  • Maslach C, Leiter MP (May 2008). "Early predictors of job burnout and engagement". The Journal of Applied Psychology. 93 (3): 498–512. CiteSeerX doi:10.1037/0021-9010.93.3.498. PMID 18457483.
  • Rapp D, Hughey M, Kreiner G (2021). "Boundary work as a buffer against burnout: Evidence from healthcare workers during the COVID-19 pandemic". Journal of Applied Psychology. 106 (8): 1169–1187. doi:10.1037/apl0000951. PMID 34424001. S2CID 237268483.
  • Ray B (2002). An assessment of burnout in academic librarians in America using the Maslach Burnout Inventory. New Brunswick, NJ: Rutgers University Press.
  • Shaw CS (1992). "A Scientific Solution To Librarian Burnout". New Library World. 93 (5). doi:10.1108/eum0000000002428.
  • Shirom A, Melamed S (2005). "Chapter 39: Does burnout affect physical health? A review of the evidence.". In Antoniou AS, Cooper CL (eds.). Research companion to organizational health psychology.

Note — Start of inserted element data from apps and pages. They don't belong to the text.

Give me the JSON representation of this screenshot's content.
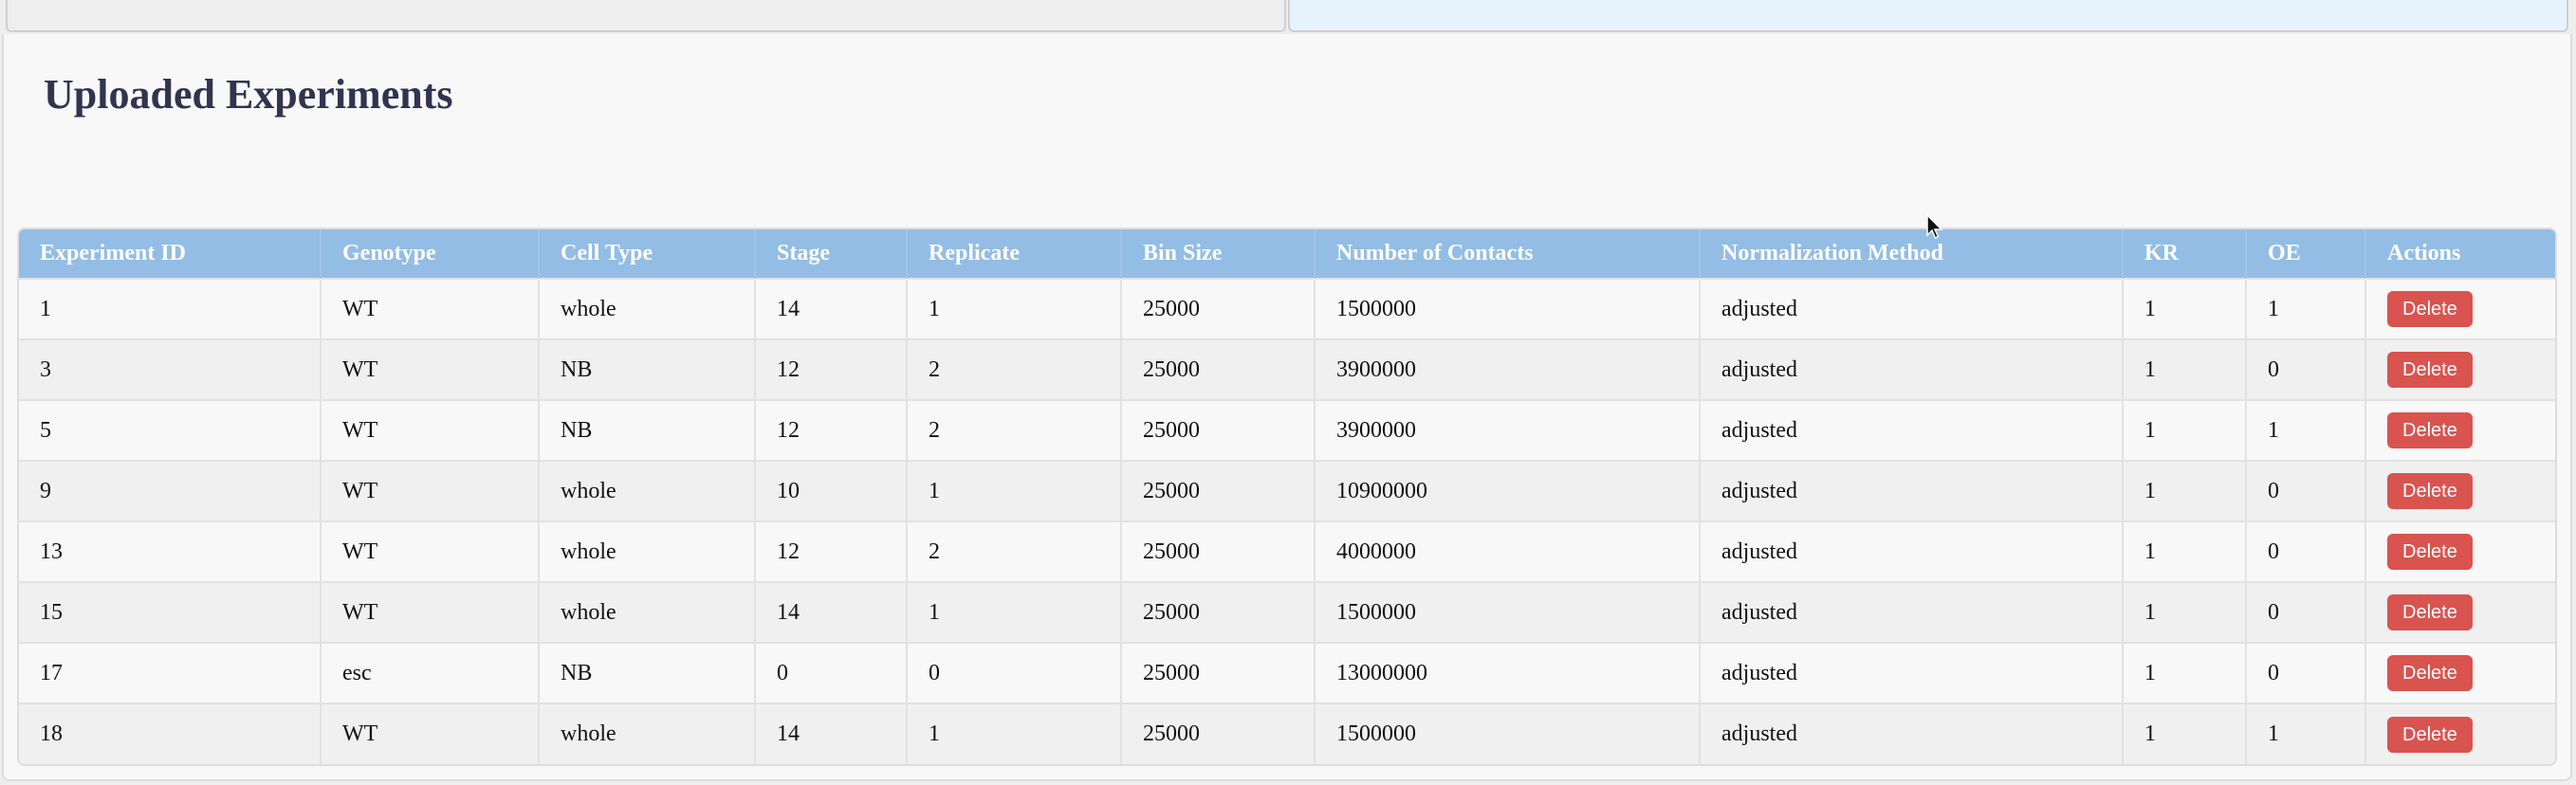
{
  "page": {
    "title": "Uploaded Experiments"
  },
  "table": {
    "headers": [
      "Experiment ID",
      "Genotype",
      "Cell Type",
      "Stage",
      "Replicate",
      "Bin Size",
      "Number of Contacts",
      "Normalization Method",
      "KR",
      "OE",
      "Actions"
    ],
    "rows": [
      [
        "1",
        "WT",
        "whole",
        "14",
        "1",
        "25000",
        "1500000",
        "adjusted",
        "1",
        "1"
      ],
      [
        "3",
        "WT",
        "NB",
        "12",
        "2",
        "25000",
        "3900000",
        "adjusted",
        "1",
        "0"
      ],
      [
        "5",
        "WT",
        "NB",
        "12",
        "2",
        "25000",
        "3900000",
        "adjusted",
        "1",
        "1"
      ],
      [
        "9",
        "WT",
        "whole",
        "10",
        "1",
        "25000",
        "10900000",
        "adjusted",
        "1",
        "0"
      ],
      [
        "13",
        "WT",
        "whole",
        "12",
        "2",
        "25000",
        "4000000",
        "adjusted",
        "1",
        "0"
      ],
      [
        "15",
        "WT",
        "whole",
        "14",
        "1",
        "25000",
        "1500000",
        "adjusted",
        "1",
        "0"
      ],
      [
        "17",
        "esc",
        "NB",
        "0",
        "0",
        "25000",
        "13000000",
        "adjusted",
        "1",
        "0"
      ],
      [
        "18",
        "WT",
        "whole",
        "14",
        "1",
        "25000",
        "1500000",
        "adjusted",
        "1",
        "1"
      ]
    ],
    "delete_label": "Delete"
  },
  "colors": {
    "header_bg": "#93bde4",
    "delete_button": "#d9534f",
    "title_text": "#333350",
    "right_panel_bg": "#e6f2fc"
  },
  "icons": {
    "cursor": "mouse-pointer-icon"
  }
}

Cheltenham, UK: Edward Elgar. pp. 599–622.
  • Wang Y, Ramos A, Wu H, Liu L, Yang X, Wang J, Wang L (July 2015). "Relationship between occupational stress and burnout among Chinese teachers: a cross-sectional survey in Liaoning, China". International Archives of Occupational and Environmental Health. 88 (5): 589–597. Bibcode:2015IAOEH..88..589W. doi:10.1007/s00420-014-0987-9. PMID 25256806. S2CID 29960829.
  • Warr P (1999). Psychology at Work (4th ed.). London: Penguin.